BRUSSELS – The European Commission will delay asking members to approve a measure that would label oil from oil sands as worse for climate change than crude oil — a proposal that had been vigorously opposed by Canada, where such oil is produced.
The Commission will ask the EU's 27 environment ministers to vote on the measure early in 2013 rather than this June, Isaac Valero-Ladron, a spokesman for EU Commissioner for Climate Action Connie Hedegaard, said Friday.
In the interim, the Commission, the EU's executive arm, will study the proposed fuel quality law's impact on business and markets, as some EU countries had requested.
The delay reflects an attempt to build support for a proposal that has been the subject of intense lobbying by Canadian officials, and the recipient of only shaky support within the European Union. In February, an EU committee failed to reach a definite decision on the measure, neither approving it nor killing it.
"The idea is to present members an even more solid basis for decision," Valero-Ladron said of the study.
Canada's minister of natural resources, Joe Oliver, welcomed the proposed review and said Canada would cooperate with it.
"We hope that the European Commission will conduct a full impact assessment that deals with the potential costs of this measure to consumers and also the potential costs to the EU's economy," Oliver said in a statement.
The proposal in question is a revision of the EU's Fuel Quality Directive, which sets a mandatory target for fuel producers and suppliers to reduce the carbon emitted by fuels by 6 percent from 2010 levels by the year 2020. While it would not ban oil from oil sands from being imported into the EU, the proposal would assign that oil a bigger carbon footprint than average crude oil.
Opponents of the proposal say, in practice, that would amount to an import ban.
Oil sands, also known as tar sands, are sand and rock that contain crude bitumen, a heavy, viscous form of crude oil. Canada's western province of Alberta has the world's third-largest oil reserves after Saudi Arabia and Venezuela, with more than 170 billion barrels.
Under the European Commission proposal, oil extracted from oil sands would be deemed to emit 22 percent more greenhouse gas by weight than the average for crude oil. It would apply to such oil produced in Canada and Venezuela.
Canada currently sells very little oil to Europe, but those in the industry fear a "dirty oil" label there could set a dangerous precedent.
Greenhouse gases, primarily carbon dioxide, are believed to contribute to the warming of the earth's climate.
Canada has threatened to take the EU to the World Trade Organization if it singled out that type of oil as worse for the environment than others.
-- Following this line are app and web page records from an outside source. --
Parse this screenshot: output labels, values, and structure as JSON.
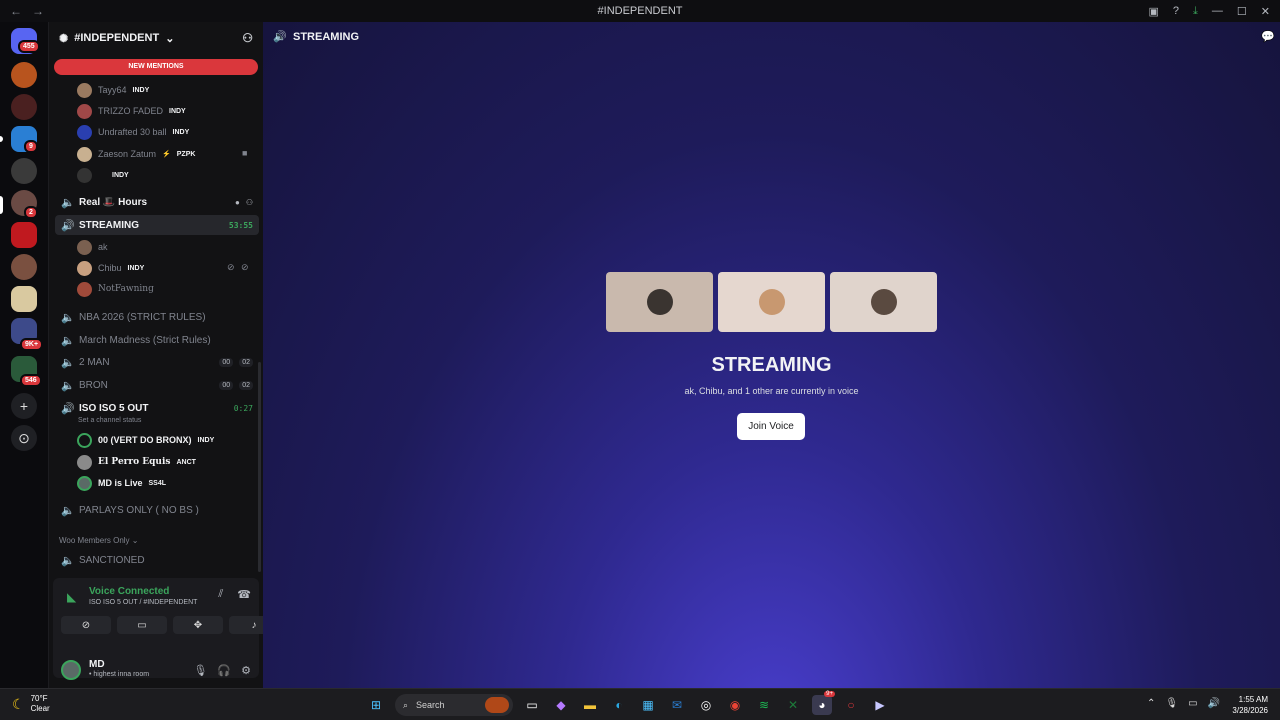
{
  "window": {
    "title": "#INDEPENDENT",
    "nav_back": "←",
    "nav_forward": "→",
    "icons": [
      "screen-share-icon",
      "help-icon",
      "download-icon",
      "minimize-icon",
      "maximize-icon",
      "close-icon"
    ],
    "controls": [
      "?",
      "⤓",
      "—",
      "☐",
      "✕"
    ]
  },
  "servers": {
    "badges": [
      "455",
      "9",
      "2",
      "9K+",
      "546"
    ],
    "add_label": "+",
    "discover_label": "⊙"
  },
  "guild": {
    "name": "#INDEPENDENT",
    "new_mentions": "NEW MENTIONS"
  },
  "top_users": [
    {
      "name": "Tayy64",
      "tag": "INDY"
    },
    {
      "name": "TRIZZO FADED",
      "tag": "INDY"
    },
    {
      "name": "Undrafted 30 ball",
      "tag": "INDY"
    },
    {
      "name": "Zaeson Zatum",
      "tag": "PZPK"
    },
    {
      "name": "",
      "tag": "INDY"
    }
  ],
  "channels": {
    "real_hours": "Real 🎩 Hours",
    "streaming": {
      "name": "STREAMING",
      "timer": "53:55"
    },
    "streaming_users": [
      {
        "name": "ak",
        "tag": ""
      },
      {
        "name": "Chibu",
        "tag": "INDY"
      },
      {
        "name": "NotFawning",
        "tag": ""
      }
    ],
    "nba": "NBA 2026 (STRICT RULES)",
    "march": "March Madness (Strict Rules)",
    "two_man": {
      "name": "2 MAN",
      "a": "00",
      "b": "02"
    },
    "bron": {
      "name": "BRON",
      "a": "00",
      "b": "02"
    },
    "iso": {
      "name": "ISO ISO 5 OUT",
      "timer": "0:27",
      "status": "Set a channel status"
    },
    "iso_users": [
      {
        "name": "00 (VERT DO BRONX)",
        "tag": "INDY"
      },
      {
        "name": "El Perro Equis",
        "tag": "ANCT"
      },
      {
        "name": "MD is Live",
        "tag": "SS4L"
      }
    ],
    "parlays": "PARLAYS ONLY ( NO BS )",
    "category_woo": "Woo Members Only",
    "sanctioned": "SANCTIONED"
  },
  "voice": {
    "title": "Voice Connected",
    "sub": "ISO ISO 5 OUT / #INDEPENDENT"
  },
  "user": {
    "name": "MD",
    "status": "• highest inna room"
  },
  "main": {
    "channel": "STREAMING",
    "title": "STREAMING",
    "subtitle": "ak, Chibu, and 1 other are currently in voice",
    "join": "Join Voice",
    "tile_colors": [
      "#c9b9ad",
      "#e5d7cf",
      "#e0d4cc"
    ]
  },
  "taskbar": {
    "temp": "70°F",
    "condition": "Clear",
    "search": "Search",
    "time": "1:55 AM",
    "date": "3/28/2026",
    "discord_badge": "9+"
  },
  "colors": {
    "accent_green": "#3ba55c",
    "mention_red": "#da373c"
  }
}
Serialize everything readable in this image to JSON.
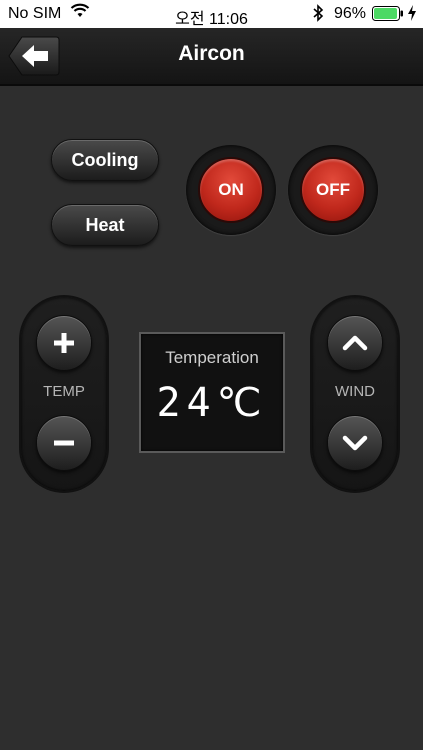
{
  "status_bar": {
    "carrier": "No SIM",
    "time": "오전 11:06",
    "battery_percent": "96%",
    "battery_level": 0.96
  },
  "navbar": {
    "title": "Aircon"
  },
  "modes": {
    "cooling": "Cooling",
    "heat": "Heat"
  },
  "power": {
    "on": "ON",
    "off": "OFF"
  },
  "temp_control": {
    "label": "TEMP"
  },
  "wind_control": {
    "label": "WIND"
  },
  "display": {
    "label": "Temperation",
    "value": "24℃"
  },
  "colors": {
    "background": "#2e2e2e",
    "power_red": "#c0281c",
    "battery_green": "#4cd964"
  },
  "icons": {
    "back": "arrow-left-icon",
    "plus": "plus-icon",
    "minus": "minus-icon",
    "up": "chevron-up-icon",
    "down": "chevron-down-icon"
  }
}
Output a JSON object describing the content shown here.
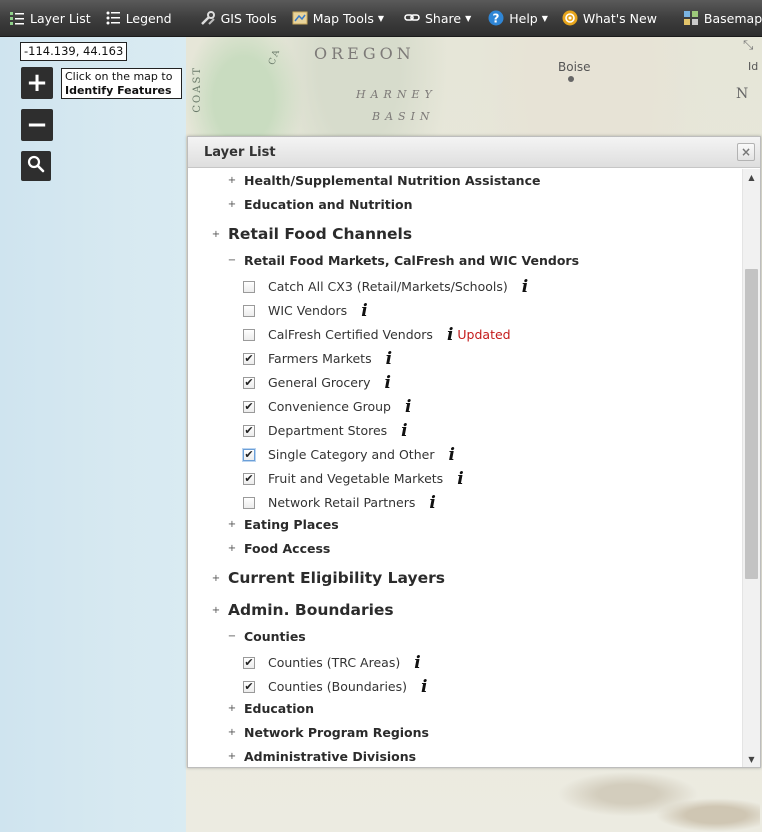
{
  "toolbar": {
    "items": [
      {
        "label": "Layer List",
        "icon": "layer-list-icon",
        "dropdown": false
      },
      {
        "label": "Legend",
        "icon": "legend-icon",
        "dropdown": false
      },
      {
        "label": "GIS Tools",
        "icon": "tools-icon",
        "dropdown": false
      },
      {
        "label": "Map Tools",
        "icon": "map-tools-icon",
        "dropdown": true
      },
      {
        "label": "Share",
        "icon": "link-icon",
        "dropdown": true
      },
      {
        "label": "Help",
        "icon": "help-icon",
        "dropdown": true
      },
      {
        "label": "What's New",
        "icon": "gear-icon",
        "dropdown": false
      },
      {
        "label": "Basemap",
        "icon": "basemap-icon",
        "dropdown": true
      }
    ]
  },
  "map": {
    "coordinates": "-114.139, 44.163",
    "tooltip_line1": "Click on the map to",
    "tooltip_line2": "Identify Features",
    "zoom_in": "+",
    "zoom_out": "−",
    "labels": {
      "oregon": "OREGON",
      "harney": "HARNEY",
      "basin": "BASIN",
      "boise": "Boise",
      "id": "Id",
      "n": "N",
      "coast": "COAST",
      "cascade": "CA"
    }
  },
  "panel": {
    "title": "Layer List",
    "close": "×",
    "rows": [
      {
        "kind": "g2",
        "toggle": "+",
        "label": "Health/Supplemental Nutrition Assistance"
      },
      {
        "kind": "g2",
        "toggle": "+",
        "label": "Education and Nutrition"
      },
      {
        "kind": "g1",
        "toggle": "+",
        "label": "Retail Food Channels"
      },
      {
        "kind": "g2",
        "toggle": "−",
        "label": "Retail Food Markets, CalFresh and WIC Vendors"
      },
      {
        "kind": "layer",
        "checked": false,
        "label": "Catch All CX3 (Retail/Markets/Schools)",
        "info": true
      },
      {
        "kind": "layer",
        "checked": false,
        "label": "WIC Vendors",
        "info": true
      },
      {
        "kind": "layer",
        "checked": false,
        "label": "CalFresh Certified Vendors",
        "info": true,
        "badge": "Updated"
      },
      {
        "kind": "layer",
        "checked": true,
        "label": "Farmers Markets",
        "info": true
      },
      {
        "kind": "layer",
        "checked": true,
        "label": "General Grocery",
        "info": true
      },
      {
        "kind": "layer",
        "checked": true,
        "label": "Convenience Group",
        "info": true
      },
      {
        "kind": "layer",
        "checked": true,
        "label": "Department Stores",
        "info": true
      },
      {
        "kind": "layer",
        "checked": true,
        "focus": true,
        "label": "Single Category and Other",
        "info": true
      },
      {
        "kind": "layer",
        "checked": true,
        "label": "Fruit and Vegetable Markets",
        "info": true
      },
      {
        "kind": "layer",
        "checked": false,
        "label": "Network Retail Partners",
        "info": true
      },
      {
        "kind": "g2",
        "toggle": "+",
        "label": "Eating Places"
      },
      {
        "kind": "g2",
        "toggle": "+",
        "label": "Food Access"
      },
      {
        "kind": "g1",
        "toggle": "+",
        "label": "Current Eligibility Layers"
      },
      {
        "kind": "g1",
        "toggle": "+",
        "label": "Admin. Boundaries"
      },
      {
        "kind": "g2",
        "toggle": "−",
        "label": "Counties"
      },
      {
        "kind": "layer",
        "checked": true,
        "label": "Counties (TRC Areas)",
        "info": true
      },
      {
        "kind": "layer",
        "checked": true,
        "label": "Counties (Boundaries)",
        "info": true
      },
      {
        "kind": "g2",
        "toggle": "+",
        "label": "Education"
      },
      {
        "kind": "g2",
        "toggle": "+",
        "label": "Network Program Regions"
      },
      {
        "kind": "g2",
        "toggle": "+",
        "label": "Administrative Divisions"
      }
    ]
  }
}
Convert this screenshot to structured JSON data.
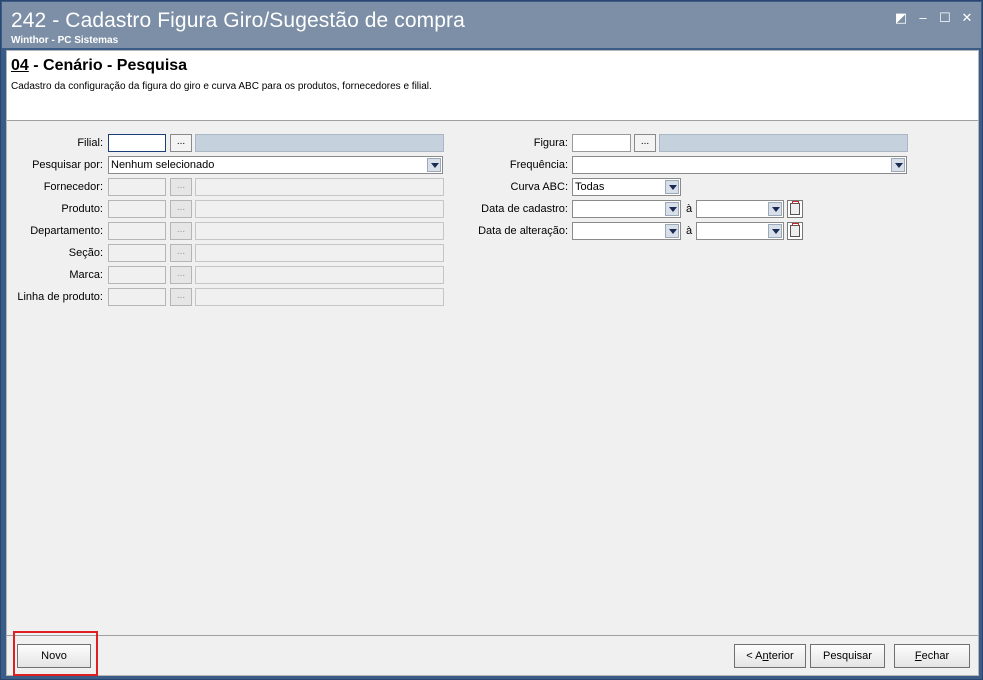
{
  "window": {
    "title": "242 - Cadastro Figura Giro/Sugestão de compra",
    "subtitle": "Winthor - PC Sistemas",
    "buttons": [
      "restore",
      "minimize",
      "maximize",
      "close"
    ]
  },
  "header": {
    "step_number": "04",
    "step_title": " - Cenário - Pesquisa",
    "description": "Cadastro da configuração da figura do giro e curva ABC para os produtos, fornecedores e filial."
  },
  "left_form": {
    "filial_label": "Filial:",
    "pesquisar_por_label": "Pesquisar por:",
    "pesquisar_por_value": "Nenhum selecionado",
    "fornecedor_label": "Fornecedor:",
    "produto_label": "Produto:",
    "departamento_label": "Departamento:",
    "secao_label": "Seção:",
    "marca_label": "Marca:",
    "linha_label": "Linha de produto:",
    "ellipsis": "..."
  },
  "right_form": {
    "figura_label": "Figura:",
    "frequencia_label": "Frequência:",
    "frequencia_value": "",
    "curva_label": "Curva ABC:",
    "curva_value": "Todas",
    "data_cadastro_label": "Data de cadastro:",
    "data_alteracao_label": "Data de alteração:",
    "a_label": "à"
  },
  "footer": {
    "novo": "Novo",
    "anterior_prefix": "< A",
    "anterior_underline": "n",
    "anterior_suffix": "terior",
    "pesquisar": "Pesquisar",
    "fechar_underline": "F",
    "fechar_suffix": "echar"
  },
  "colors": {
    "title_bar": "#7c8fa6",
    "highlight": "#e02020"
  }
}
But the European Commission, the EU's executive branch, contends that science justifies its proposal.
The measure is also supported by environmental groups such as Friends of the Earth Europe and Greenpeace.
Rob Gillies in Toronto contributed to this report. Don Melvin can be reached at http://twitter.com/Don_Melvin